● **WORK REQUEST**
A word-for-word copy of the records that follow is needed, with every picture omitted.

(Web page and app entries)
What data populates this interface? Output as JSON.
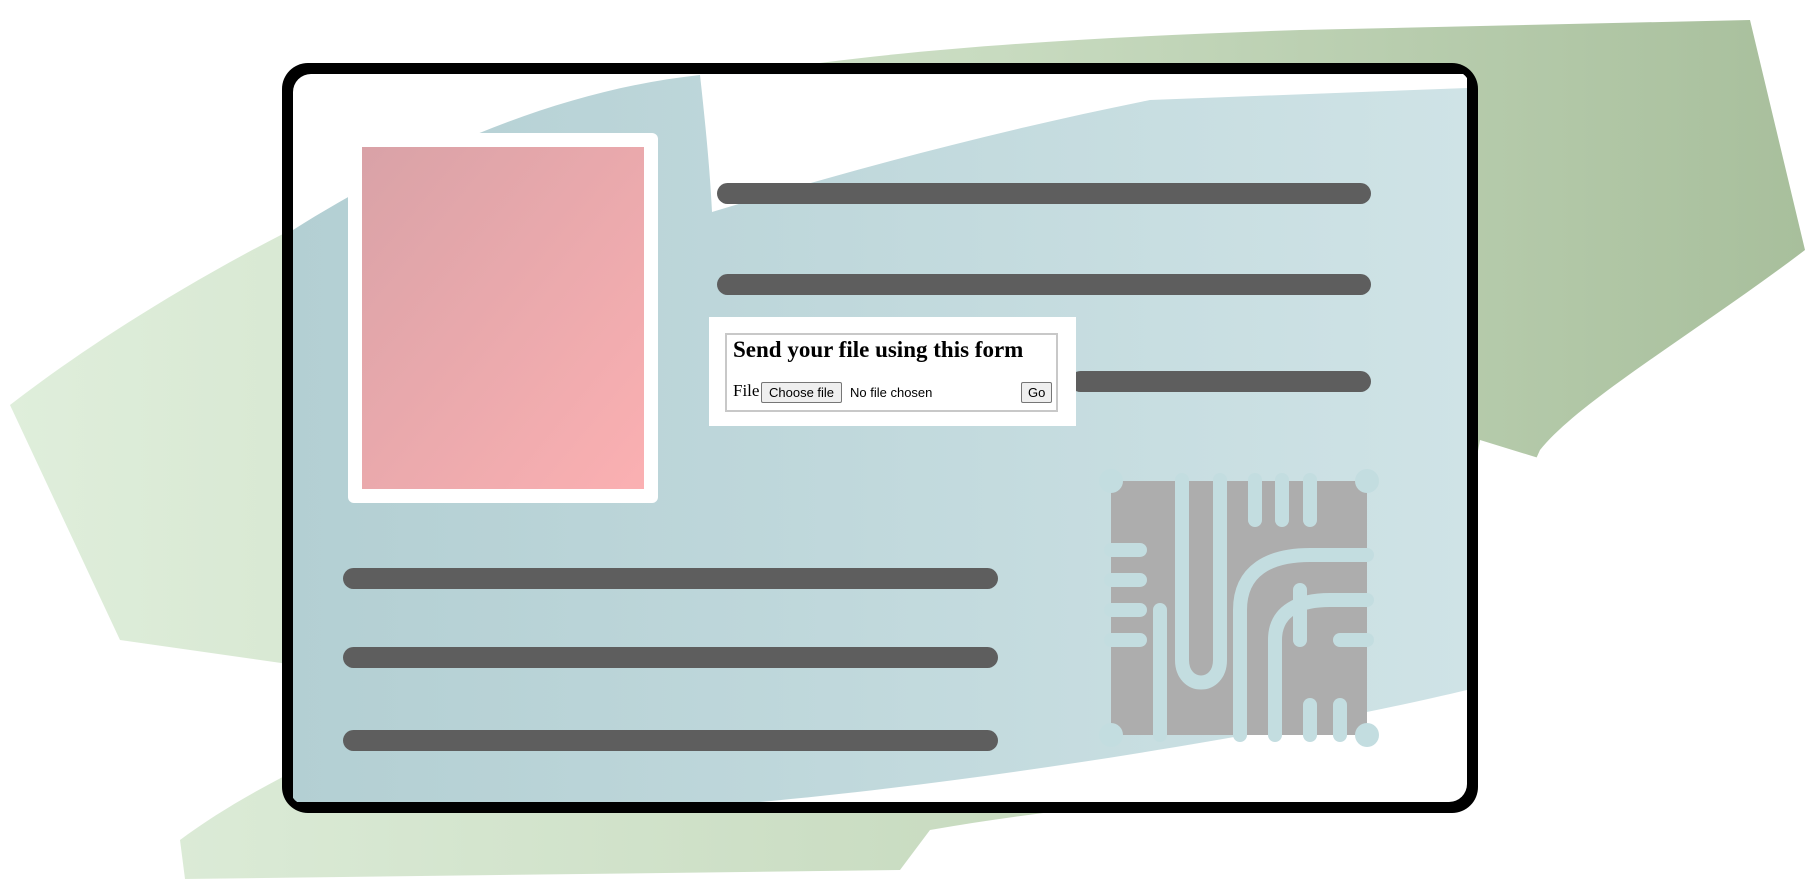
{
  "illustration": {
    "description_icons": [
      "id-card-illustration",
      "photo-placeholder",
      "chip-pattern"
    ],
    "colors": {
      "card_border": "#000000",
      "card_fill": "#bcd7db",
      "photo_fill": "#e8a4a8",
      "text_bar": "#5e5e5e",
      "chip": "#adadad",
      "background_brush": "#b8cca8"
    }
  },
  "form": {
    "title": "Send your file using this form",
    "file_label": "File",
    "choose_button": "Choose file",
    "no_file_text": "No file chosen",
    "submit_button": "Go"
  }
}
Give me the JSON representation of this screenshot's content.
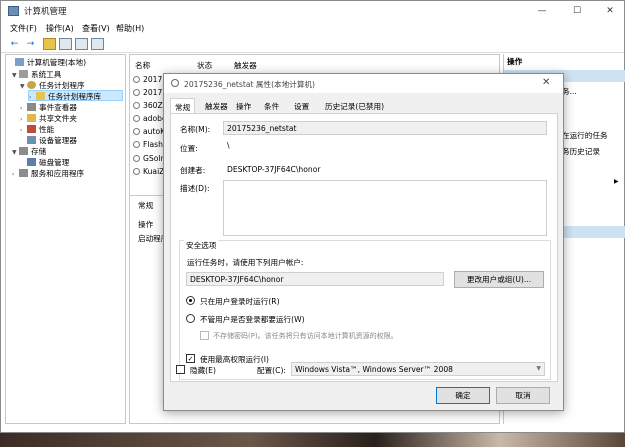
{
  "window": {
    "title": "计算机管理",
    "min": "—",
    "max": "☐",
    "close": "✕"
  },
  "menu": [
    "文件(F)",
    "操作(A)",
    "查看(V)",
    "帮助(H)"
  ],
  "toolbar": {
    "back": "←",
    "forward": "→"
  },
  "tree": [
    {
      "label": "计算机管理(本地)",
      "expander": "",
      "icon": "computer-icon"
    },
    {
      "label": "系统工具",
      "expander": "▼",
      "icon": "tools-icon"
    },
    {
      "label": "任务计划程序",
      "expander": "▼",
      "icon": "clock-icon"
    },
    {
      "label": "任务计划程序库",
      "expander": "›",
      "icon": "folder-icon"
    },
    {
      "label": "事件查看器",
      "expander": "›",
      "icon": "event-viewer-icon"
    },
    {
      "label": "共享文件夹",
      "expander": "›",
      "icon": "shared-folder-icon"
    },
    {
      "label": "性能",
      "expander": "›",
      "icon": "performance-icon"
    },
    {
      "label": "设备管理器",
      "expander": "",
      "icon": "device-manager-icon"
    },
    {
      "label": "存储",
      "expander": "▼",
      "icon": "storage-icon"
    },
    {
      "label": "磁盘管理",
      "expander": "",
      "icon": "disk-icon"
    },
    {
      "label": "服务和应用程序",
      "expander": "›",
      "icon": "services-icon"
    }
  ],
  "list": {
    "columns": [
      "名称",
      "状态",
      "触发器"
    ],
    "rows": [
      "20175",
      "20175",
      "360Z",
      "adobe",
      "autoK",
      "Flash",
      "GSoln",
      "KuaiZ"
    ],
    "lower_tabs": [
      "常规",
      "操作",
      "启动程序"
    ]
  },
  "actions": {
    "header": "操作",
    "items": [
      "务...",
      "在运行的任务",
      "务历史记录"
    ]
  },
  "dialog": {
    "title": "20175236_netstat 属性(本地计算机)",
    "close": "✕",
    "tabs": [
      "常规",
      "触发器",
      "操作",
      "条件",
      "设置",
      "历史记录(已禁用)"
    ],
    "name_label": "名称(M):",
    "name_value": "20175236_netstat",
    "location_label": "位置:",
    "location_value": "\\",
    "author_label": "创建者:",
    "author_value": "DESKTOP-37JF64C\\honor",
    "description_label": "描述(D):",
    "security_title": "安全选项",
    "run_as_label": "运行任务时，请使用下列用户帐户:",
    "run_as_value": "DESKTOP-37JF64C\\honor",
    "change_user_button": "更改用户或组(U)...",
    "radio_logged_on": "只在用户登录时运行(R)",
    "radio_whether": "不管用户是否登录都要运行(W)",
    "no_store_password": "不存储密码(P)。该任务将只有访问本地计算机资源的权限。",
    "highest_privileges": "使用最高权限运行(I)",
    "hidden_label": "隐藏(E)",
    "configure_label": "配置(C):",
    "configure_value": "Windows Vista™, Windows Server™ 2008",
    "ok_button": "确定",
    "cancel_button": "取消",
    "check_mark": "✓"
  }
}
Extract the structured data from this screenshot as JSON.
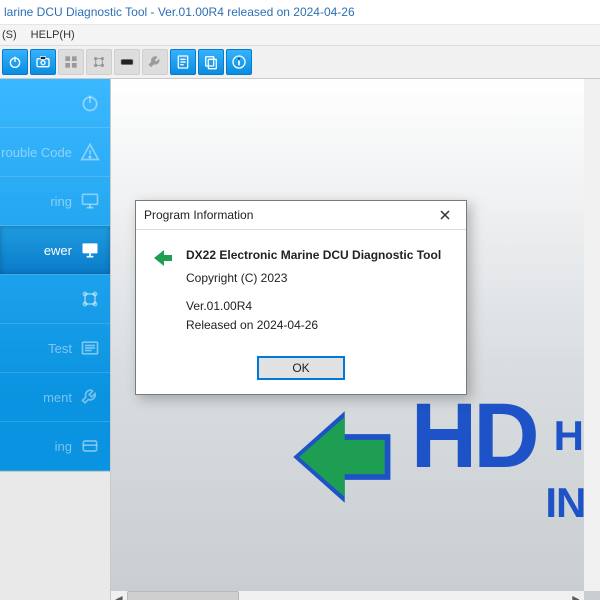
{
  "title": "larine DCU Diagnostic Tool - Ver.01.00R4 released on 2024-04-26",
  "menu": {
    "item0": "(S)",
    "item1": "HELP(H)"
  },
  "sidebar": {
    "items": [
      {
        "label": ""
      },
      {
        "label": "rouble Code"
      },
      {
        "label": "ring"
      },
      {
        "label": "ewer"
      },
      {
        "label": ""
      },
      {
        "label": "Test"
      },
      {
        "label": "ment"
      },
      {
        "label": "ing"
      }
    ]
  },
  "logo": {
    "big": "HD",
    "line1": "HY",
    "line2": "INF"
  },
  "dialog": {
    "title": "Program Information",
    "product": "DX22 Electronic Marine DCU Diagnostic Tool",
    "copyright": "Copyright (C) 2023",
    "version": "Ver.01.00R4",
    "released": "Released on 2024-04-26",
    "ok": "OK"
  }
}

● **OUTPUT BELOW**
What data populates this interface? Output as JSON.
{
  "illustration": {
    "description_icons": [
      "id-card-illustration",
      "photo-placeholder",
      "chip-pattern"
    ],
    "colors": {
      "card_border": "#000000",
      "card_fill": "#bcd7db",
      "photo_fill": "#e8a4a8",
      "text_bar": "#5e5e5e",
      "chip": "#adadad",
      "background_brush": "#b8cca8"
    }
  },
  "form": {
    "title": "Send your file using this form",
    "file_label": "File",
    "choose_button": "Choose file",
    "no_file_text": "No file chosen",
    "submit_button": "Go"
  }
}
Give me the JSON representation of this screenshot's content.
{
  "window": {
    "title": "计算机管理",
    "min": "—",
    "max": "☐",
    "close": "✕"
  },
  "menu": [
    "文件(F)",
    "操作(A)",
    "查看(V)",
    "帮助(H)"
  ],
  "toolbar": {
    "back": "←",
    "forward": "→"
  },
  "tree": [
    {
      "label": "计算机管理(本地)",
      "expander": "",
      "icon": "computer-icon"
    },
    {
      "label": "系统工具",
      "expander": "▼",
      "icon": "tools-icon"
    },
    {
      "label": "任务计划程序",
      "expander": "▼",
      "icon": "clock-icon"
    },
    {
      "label": "任务计划程序库",
      "expander": "›",
      "icon": "folder-icon"
    },
    {
      "label": "事件查看器",
      "expander": "›",
      "icon": "event-viewer-icon"
    },
    {
      "label": "共享文件夹",
      "expander": "›",
      "icon": "shared-folder-icon"
    },
    {
      "label": "性能",
      "expander": "›",
      "icon": "performance-icon"
    },
    {
      "label": "设备管理器",
      "expander": "",
      "icon": "device-manager-icon"
    },
    {
      "label": "存储",
      "expander": "▼",
      "icon": "storage-icon"
    },
    {
      "label": "磁盘管理",
      "expander": "",
      "icon": "disk-icon"
    },
    {
      "label": "服务和应用程序",
      "expander": "›",
      "icon": "services-icon"
    }
  ],
  "list": {
    "columns": [
      "名称",
      "状态",
      "触发器"
    ],
    "rows": [
      "20175",
      "20175",
      "360Z",
      "adobe",
      "autoK",
      "Flash",
      "GSoln",
      "KuaiZ"
    ],
    "lower_tabs": [
      "常规",
      "操作",
      "启动程序"
    ]
  },
  "actions": {
    "header": "操作",
    "items": [
      "务...",
      "在运行的任务",
      "务历史记录"
    ]
  },
  "dialog": {
    "title": "20175236_netstat 属性(本地计算机)",
    "close": "✕",
    "tabs": [
      "常规",
      "触发器",
      "操作",
      "条件",
      "设置",
      "历史记录(已禁用)"
    ],
    "name_label": "名称(M):",
    "name_value": "20175236_netstat",
    "location_label": "位置:",
    "location_value": "\\",
    "author_label": "创建者:",
    "author_value": "DESKTOP-37JF64C\\honor",
    "description_label": "描述(D):",
    "security_title": "安全选项",
    "run_as_label": "运行任务时，请使用下列用户帐户:",
    "run_as_value": "DESKTOP-37JF64C\\honor",
    "change_user_button": "更改用户或组(U)...",
    "radio_logged_on": "只在用户登录时运行(R)",
    "radio_whether": "不管用户是否登录都要运行(W)",
    "no_store_password": "不存储密码(P)。该任务将只有访问本地计算机资源的权限。",
    "highest_privileges": "使用最高权限运行(I)",
    "hidden_label": "隐藏(E)",
    "configure_label": "配置(C):",
    "configure_value": "Windows Vista™, Windows Server™ 2008",
    "ok_button": "确定",
    "cancel_button": "取消",
    "check_mark": "✓"
  }
}
Extract the structured data from this screenshot as JSON.
{
  "title": "larine DCU Diagnostic Tool - Ver.01.00R4 released on 2024-04-26",
  "menu": {
    "item0": "(S)",
    "item1": "HELP(H)"
  },
  "sidebar": {
    "items": [
      {
        "label": ""
      },
      {
        "label": "rouble Code"
      },
      {
        "label": "ring"
      },
      {
        "label": "ewer"
      },
      {
        "label": ""
      },
      {
        "label": "Test"
      },
      {
        "label": "ment"
      },
      {
        "label": "ing"
      }
    ]
  },
  "logo": {
    "big": "HD",
    "line1": "HY",
    "line2": "INF"
  },
  "dialog": {
    "title": "Program Information",
    "product": "DX22 Electronic Marine DCU Diagnostic Tool",
    "copyright": "Copyright (C) 2023",
    "version": "Ver.01.00R4",
    "released": "Released on 2024-04-26",
    "ok": "OK"
  }
}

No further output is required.